### Exercise aim
Using the data below, gather each line that includes the word "username".

START Data to process

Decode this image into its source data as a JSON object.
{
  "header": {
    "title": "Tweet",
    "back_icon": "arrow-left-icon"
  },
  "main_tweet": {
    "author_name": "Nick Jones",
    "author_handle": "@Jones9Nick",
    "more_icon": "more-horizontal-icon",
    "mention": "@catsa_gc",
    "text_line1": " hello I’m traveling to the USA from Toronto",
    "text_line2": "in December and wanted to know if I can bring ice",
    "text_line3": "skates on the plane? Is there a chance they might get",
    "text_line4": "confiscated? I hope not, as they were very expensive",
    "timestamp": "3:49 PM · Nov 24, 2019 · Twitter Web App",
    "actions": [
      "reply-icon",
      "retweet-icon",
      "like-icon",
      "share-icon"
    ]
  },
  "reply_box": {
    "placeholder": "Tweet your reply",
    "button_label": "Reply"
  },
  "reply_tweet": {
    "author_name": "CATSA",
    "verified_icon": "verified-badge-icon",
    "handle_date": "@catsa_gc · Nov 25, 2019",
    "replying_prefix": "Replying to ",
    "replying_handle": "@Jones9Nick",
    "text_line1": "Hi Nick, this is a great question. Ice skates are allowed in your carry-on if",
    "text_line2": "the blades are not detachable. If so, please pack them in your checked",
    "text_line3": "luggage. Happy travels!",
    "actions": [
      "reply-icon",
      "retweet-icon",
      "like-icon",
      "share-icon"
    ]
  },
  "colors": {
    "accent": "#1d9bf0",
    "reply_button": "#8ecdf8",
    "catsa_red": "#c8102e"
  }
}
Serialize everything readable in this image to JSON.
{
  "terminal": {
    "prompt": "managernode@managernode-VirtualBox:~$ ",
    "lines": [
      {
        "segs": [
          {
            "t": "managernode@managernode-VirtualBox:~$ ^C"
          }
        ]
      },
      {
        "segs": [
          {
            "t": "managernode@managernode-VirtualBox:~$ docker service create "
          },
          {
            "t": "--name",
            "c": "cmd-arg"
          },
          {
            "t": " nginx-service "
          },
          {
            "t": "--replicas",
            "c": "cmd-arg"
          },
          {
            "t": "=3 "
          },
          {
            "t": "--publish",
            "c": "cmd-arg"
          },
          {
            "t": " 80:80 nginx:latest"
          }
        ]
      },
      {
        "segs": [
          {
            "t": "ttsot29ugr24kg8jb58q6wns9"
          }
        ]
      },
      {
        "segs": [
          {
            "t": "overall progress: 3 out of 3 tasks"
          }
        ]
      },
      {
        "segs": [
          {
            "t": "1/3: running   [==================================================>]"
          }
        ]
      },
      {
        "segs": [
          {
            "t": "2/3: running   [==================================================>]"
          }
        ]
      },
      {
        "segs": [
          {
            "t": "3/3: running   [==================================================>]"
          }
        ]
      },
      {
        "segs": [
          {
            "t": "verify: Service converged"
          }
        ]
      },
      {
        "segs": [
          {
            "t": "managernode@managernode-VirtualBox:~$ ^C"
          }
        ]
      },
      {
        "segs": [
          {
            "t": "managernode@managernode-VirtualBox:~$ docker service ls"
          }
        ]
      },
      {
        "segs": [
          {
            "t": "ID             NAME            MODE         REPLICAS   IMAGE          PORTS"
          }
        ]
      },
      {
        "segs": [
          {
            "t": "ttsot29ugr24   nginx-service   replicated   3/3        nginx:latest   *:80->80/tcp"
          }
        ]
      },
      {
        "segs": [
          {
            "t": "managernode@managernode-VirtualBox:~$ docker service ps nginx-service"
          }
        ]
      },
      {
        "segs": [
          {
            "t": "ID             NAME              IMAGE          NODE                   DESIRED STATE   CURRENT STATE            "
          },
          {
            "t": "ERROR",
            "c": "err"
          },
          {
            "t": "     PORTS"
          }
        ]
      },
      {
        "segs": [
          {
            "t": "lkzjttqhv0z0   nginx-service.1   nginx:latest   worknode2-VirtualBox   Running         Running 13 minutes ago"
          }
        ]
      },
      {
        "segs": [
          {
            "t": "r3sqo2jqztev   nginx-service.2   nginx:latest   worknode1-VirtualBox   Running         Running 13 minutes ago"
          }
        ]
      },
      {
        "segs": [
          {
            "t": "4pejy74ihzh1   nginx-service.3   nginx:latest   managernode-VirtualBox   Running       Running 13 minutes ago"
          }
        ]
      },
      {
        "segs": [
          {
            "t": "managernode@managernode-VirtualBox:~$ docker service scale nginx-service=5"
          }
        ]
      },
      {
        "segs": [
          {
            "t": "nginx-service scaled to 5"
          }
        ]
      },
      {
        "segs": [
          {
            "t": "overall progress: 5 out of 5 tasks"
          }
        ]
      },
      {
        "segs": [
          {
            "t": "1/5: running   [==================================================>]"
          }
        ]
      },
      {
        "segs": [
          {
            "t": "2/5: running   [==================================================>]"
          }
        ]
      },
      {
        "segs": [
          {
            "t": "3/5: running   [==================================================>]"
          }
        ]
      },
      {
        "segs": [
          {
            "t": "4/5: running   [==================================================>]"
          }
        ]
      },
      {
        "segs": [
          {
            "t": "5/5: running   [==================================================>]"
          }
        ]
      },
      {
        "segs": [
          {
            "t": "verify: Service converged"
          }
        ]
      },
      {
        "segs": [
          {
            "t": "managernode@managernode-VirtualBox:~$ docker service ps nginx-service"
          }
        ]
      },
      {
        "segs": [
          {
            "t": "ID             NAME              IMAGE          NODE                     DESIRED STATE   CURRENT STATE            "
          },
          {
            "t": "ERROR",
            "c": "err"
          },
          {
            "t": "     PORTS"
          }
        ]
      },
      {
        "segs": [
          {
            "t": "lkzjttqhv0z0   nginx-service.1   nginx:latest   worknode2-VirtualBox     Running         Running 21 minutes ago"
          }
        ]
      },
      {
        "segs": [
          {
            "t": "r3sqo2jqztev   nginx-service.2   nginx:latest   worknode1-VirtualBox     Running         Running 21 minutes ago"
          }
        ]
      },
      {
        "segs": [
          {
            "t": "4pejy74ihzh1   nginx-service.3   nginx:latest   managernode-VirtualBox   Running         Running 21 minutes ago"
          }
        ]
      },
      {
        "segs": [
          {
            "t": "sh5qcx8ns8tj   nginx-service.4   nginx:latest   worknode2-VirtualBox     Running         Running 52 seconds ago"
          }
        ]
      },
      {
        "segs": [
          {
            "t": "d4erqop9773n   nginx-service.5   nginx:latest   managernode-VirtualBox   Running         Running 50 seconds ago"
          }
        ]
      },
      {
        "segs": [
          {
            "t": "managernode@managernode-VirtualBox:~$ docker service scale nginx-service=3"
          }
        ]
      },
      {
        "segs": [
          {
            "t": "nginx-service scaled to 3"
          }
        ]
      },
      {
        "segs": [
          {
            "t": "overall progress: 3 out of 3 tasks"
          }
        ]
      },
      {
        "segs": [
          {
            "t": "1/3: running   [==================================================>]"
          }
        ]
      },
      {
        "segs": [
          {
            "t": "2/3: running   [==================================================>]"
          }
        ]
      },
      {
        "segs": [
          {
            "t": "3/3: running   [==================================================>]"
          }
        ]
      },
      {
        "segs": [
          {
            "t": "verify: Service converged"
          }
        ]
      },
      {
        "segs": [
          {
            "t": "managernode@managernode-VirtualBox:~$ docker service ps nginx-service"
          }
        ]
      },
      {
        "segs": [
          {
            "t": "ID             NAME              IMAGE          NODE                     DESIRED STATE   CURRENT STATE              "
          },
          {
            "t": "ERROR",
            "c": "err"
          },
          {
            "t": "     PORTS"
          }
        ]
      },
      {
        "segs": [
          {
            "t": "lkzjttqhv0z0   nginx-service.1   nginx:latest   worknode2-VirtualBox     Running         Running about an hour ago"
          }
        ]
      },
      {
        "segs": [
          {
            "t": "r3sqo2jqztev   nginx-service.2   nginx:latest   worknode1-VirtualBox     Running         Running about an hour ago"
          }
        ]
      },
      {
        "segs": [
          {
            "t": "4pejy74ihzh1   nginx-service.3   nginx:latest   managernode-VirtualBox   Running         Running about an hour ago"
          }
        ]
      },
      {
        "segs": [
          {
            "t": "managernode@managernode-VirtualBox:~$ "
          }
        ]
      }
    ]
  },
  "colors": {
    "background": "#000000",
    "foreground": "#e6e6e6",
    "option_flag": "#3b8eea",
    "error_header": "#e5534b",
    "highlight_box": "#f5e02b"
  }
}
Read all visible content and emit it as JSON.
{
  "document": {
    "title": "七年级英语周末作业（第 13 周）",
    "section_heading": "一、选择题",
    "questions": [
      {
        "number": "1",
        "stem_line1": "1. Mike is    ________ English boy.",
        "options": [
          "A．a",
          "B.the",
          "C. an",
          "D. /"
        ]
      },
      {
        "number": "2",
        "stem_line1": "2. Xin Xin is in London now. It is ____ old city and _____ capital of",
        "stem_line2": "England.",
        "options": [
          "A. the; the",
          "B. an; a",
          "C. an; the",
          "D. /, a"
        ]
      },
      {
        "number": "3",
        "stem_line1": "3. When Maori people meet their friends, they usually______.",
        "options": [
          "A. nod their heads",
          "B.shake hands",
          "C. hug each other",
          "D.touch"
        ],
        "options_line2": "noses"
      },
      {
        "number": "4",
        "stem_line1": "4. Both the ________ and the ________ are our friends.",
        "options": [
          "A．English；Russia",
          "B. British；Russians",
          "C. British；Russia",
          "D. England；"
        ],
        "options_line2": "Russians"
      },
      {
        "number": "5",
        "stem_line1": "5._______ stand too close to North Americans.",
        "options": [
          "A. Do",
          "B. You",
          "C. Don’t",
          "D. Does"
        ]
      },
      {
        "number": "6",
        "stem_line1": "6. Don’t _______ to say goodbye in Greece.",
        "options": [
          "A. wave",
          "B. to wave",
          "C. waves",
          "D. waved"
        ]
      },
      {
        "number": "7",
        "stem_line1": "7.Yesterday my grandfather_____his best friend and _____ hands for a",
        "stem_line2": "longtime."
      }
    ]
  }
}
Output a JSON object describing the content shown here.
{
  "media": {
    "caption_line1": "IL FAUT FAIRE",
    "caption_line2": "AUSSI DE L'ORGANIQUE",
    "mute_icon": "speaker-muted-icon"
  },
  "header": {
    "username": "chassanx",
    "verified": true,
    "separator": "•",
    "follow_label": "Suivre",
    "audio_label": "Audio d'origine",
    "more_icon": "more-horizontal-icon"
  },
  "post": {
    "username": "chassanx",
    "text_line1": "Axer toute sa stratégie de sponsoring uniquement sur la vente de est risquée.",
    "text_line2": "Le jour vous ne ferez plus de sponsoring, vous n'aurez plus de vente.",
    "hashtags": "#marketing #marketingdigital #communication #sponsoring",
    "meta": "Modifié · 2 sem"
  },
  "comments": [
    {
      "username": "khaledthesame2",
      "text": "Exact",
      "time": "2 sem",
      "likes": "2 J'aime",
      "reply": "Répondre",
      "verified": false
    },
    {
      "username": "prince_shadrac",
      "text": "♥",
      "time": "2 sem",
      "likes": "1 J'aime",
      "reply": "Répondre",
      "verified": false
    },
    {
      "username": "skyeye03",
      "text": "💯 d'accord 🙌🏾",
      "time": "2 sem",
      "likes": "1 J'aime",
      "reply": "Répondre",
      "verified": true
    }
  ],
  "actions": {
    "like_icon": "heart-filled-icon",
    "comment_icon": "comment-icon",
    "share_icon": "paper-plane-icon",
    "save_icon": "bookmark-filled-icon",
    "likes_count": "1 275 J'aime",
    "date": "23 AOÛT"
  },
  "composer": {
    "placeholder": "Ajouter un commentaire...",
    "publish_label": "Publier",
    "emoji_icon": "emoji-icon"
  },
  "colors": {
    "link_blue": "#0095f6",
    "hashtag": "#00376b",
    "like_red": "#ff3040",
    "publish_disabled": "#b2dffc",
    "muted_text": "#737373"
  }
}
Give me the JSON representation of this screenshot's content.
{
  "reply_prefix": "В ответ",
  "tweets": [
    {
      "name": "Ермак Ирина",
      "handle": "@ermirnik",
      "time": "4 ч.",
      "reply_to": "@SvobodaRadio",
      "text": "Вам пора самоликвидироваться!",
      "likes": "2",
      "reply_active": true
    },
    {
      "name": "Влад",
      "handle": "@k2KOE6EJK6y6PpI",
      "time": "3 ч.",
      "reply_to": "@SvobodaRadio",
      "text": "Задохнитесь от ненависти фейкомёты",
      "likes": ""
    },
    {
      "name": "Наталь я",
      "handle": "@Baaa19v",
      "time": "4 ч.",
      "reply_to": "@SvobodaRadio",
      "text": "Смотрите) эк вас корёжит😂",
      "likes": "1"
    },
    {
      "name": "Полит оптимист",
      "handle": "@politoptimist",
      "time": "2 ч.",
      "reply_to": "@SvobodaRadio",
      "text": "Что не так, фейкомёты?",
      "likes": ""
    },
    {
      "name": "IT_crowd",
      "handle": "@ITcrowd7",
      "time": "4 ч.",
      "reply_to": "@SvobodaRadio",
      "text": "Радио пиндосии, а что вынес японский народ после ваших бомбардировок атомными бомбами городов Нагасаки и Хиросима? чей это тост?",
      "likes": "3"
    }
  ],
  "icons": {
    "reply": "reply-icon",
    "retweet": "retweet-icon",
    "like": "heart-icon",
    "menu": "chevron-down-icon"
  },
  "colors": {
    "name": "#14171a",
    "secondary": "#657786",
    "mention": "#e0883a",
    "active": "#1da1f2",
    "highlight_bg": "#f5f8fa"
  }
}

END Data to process

### Response
    "username": "chassanx",
    "username": "chassanx",
      "username": "khaledthesame2",
      "username": "prince_shadrac",
      "username": "skyeye03",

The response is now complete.